> **Exercise details**
When "more" occurs in a line of the material, copy that line.

* * *

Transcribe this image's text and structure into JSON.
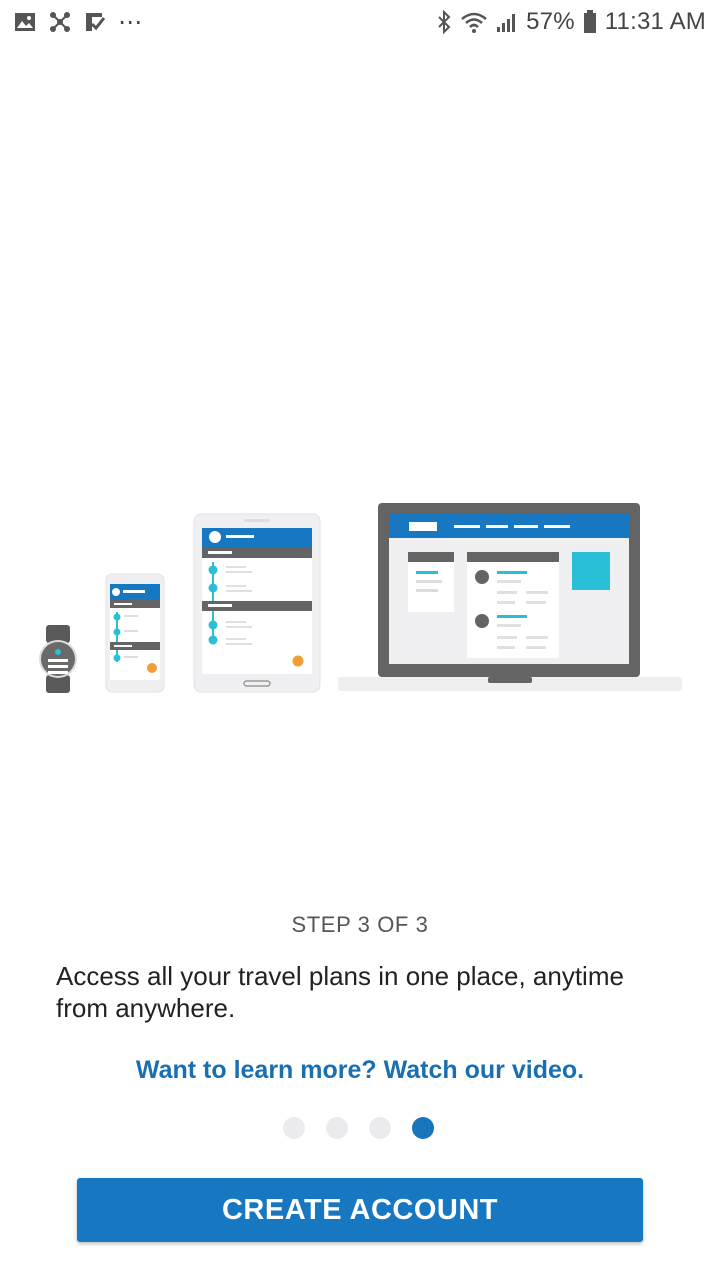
{
  "status_bar": {
    "battery": "57%",
    "time": "11:31 AM",
    "more": "⋯",
    "icons_left": [
      "image-icon",
      "network-icon",
      "task-check-icon",
      "more-icon"
    ],
    "icons_right": [
      "bluetooth-icon",
      "wifi-icon",
      "signal-icon",
      "battery-icon"
    ]
  },
  "onboarding": {
    "step_label": "STEP 3 OF 3",
    "description": "Access all your travel plans in one place, anytime from anywhere.",
    "video_link": "Want to learn more? Watch our video.",
    "pager": {
      "total": 4,
      "active_index": 3
    }
  },
  "actions": {
    "create_account_label": "CREATE ACCOUNT"
  },
  "colors": {
    "primary_blue": "#1877c1",
    "accent_teal": "#29bfd6",
    "accent_orange": "#f29e38",
    "device_gray": "#646464"
  }
}
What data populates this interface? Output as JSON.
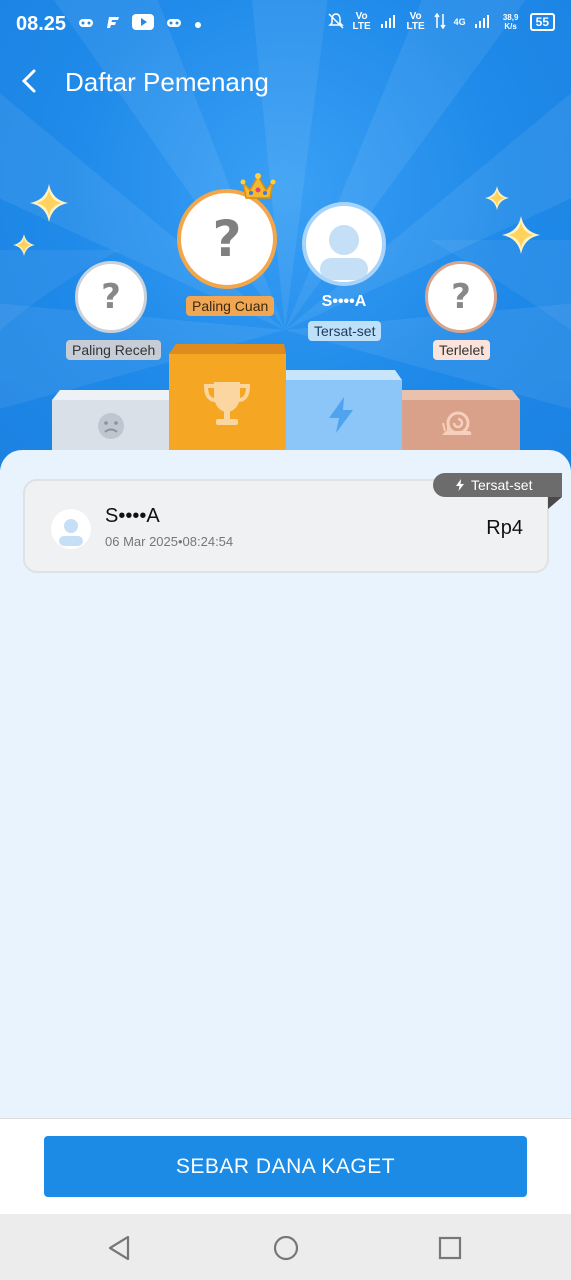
{
  "status_bar": {
    "time": "08.25",
    "net1": "Vo LTE",
    "net2": "Vo LTE",
    "net_type": "4G",
    "speed": "38,9 K/s",
    "battery": "55"
  },
  "header": {
    "title": "Daftar Pemenang"
  },
  "podium": {
    "first": {
      "label": "Paling Cuan",
      "avatar": "?"
    },
    "second": {
      "label": "Paling Receh",
      "avatar": "?"
    },
    "third": {
      "name": "S••••A",
      "label": "Tersat-set"
    },
    "fourth": {
      "label": "Terlelet",
      "avatar": "?"
    }
  },
  "winners": [
    {
      "name": "S••••A",
      "date": "06 Mar 2025•08:24:54",
      "amount": "Rp4",
      "badge": "Tersat-set"
    }
  ],
  "cta": {
    "label": "SEBAR DANA KAGET"
  },
  "colors": {
    "primary": "#1b8be6",
    "gold": "#f5a623",
    "copper": "#d9a08a"
  }
}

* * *

> **Exercise answer**
    "more": "⋯",
      "more-icon"
    "video_link": "Want to learn more? Watch our video.",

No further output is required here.